Betsy DeVos Won't Protect LGBT Students, So We Have To

Enough waiting for the power brokers to get their act together.
Secretary of Education Betsy DeVos testifies before the Senate Appropriations Committee on June 6th, 2017. She is wearing a g
Secretary of Education Betsy DeVos testifies before the Senate Appropriations Committee on June 6th, 2017. She is wearing a grey blazer and is leaning into her microphone.

Alongside the breaking news that water is wet, the Earth is round and President Trump is a racist, Secretary of Education Betsy DeVos’ testimony before the Senate Appropriations Committee made headlines today when she refused to say that her department would protect LGBT students or other protected minority classes, calling the issue “unsettled law.” Apparently, this stance came as a shock (or at least a subject for outrage) in some progressive corners of the internet, with people voicing emotions ranging from disappointment to disbelief that the Secretary was unwilling to back Title IX.

I’m honestly baffled that anyone is caught off guard by this move. It never ceases to amaze me how many news outlets and commentators are consistently and dramatically stunned every time DeVos and her partners in the Trump administration do exactly what they said they would. Nothing about DeVos’ inexperience, ideological commitments, or general disregard for minority populations was exactly a secret. You could read the woman’s Wikipedia biography and know that she was a grossly unqualified, unsympathetic individual. When she showed us who she was, to paraphrase Maya Angelou, I believed her. And it’s time everyone else started believing her too so we can stop being fake outraged and do something about it.

Mind you, DeVos’ policy stances aren’t exactly an anomaly. LGBT students haven’t been protected under Title IX all that long - only a few years ago the Department issued a clarification letter incorporating protections for our community into existing legal frameworks. If history is any indication, the legal push and pull in terms of incorporating and accepting these policies will be long and drawn out. Any well intentioned federal policy designed to protect the rights of students to a fair and equal education - school desegregation, anti-sexual violence policies - have all been subject to decades of legal battles that still rage on to this day. DeVos’ stance isn’t the death knell for these policies, just like Arne Duncan’s and John King Jr.’s support for them didn’t guarantee their sustained existence.

Another key component of this issue is the disconnect and lack of communication between interest groups and advocacy organizations whose work should be dovetailing on these issues. The Human Rights Campaign has focused its attention mostly on K-12 schools, fighting for protections for LGBT students in those environments, while anti-rape organizations like Know Your IX and End Rape on Campus have primarily concentrated solely on colleges and universities, the latter often sticking solely to Title IX’s isolated role in adjudicating sexual violations.

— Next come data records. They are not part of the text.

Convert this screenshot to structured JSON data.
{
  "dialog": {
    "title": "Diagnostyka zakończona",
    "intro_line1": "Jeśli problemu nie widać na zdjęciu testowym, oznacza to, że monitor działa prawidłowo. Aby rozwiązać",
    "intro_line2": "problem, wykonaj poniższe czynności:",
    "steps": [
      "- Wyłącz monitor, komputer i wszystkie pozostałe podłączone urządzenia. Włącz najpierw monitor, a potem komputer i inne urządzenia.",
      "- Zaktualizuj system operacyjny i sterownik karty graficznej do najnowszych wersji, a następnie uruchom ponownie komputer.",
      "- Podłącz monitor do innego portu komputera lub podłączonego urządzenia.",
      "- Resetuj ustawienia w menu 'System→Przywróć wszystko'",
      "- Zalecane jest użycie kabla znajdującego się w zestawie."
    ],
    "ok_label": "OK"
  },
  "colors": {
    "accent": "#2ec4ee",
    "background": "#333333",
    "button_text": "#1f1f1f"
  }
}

As Attorney General Sessions and Secretary DeVos have heightened their attack on these policies, the gap between these two groups of organizations has increased. The Human Rights Campaign has moved increasingly towards a respectability politics of elite, apolitical gay and bisexual celebrities and politicians and away from policies designed to increase welfare, end homelessness, or treat the HIV epidemic, most profoundly seen in minority communities. Anti-rape organizations have entrenched their work more deeply in the college sphere, and have often spent more of their time trying to distance themselves from any and all forms of punishment for perpetrators - arguing that issuing punishment for the minuscule number of perpetrators who are convicted of their crimes threatens to tip the criminal justice system further in the direction of racially-motivated mandatory minimum sentencing, like the ones created exclusively for low level drug offenses and not for rape - rather than addressing the root issues of the epidemic (see here and here).

The result is two separate constituencies, both of which purport to represent myself and many others, diverging on solutions and rectifications rather than converging. As DeVos and her supporters begin to clamp down with an iron fist on specific, targeted populations, the groups that are supposed to be standing up to them are instead distracted, pooling resources and time into figuring out the opposition’s strategy - not realizing it’s already been spelled out in black and white.

It’s clear that Betsy DeVos is not going to stand up for LGBT students, or any others who are protected by Title IX. But right now, it’s not clear that the groups who have literally made it their business to do so are going to either, at least not quickly enough to make much of a difference. In some sense, DeVos is right - it’s not the Department of Education’s job to do the right thing. It’s our job. Enough waiting for the power brokers to get their act together. We need to get on the phone, get on our emails, and start taking the solution into our own hands.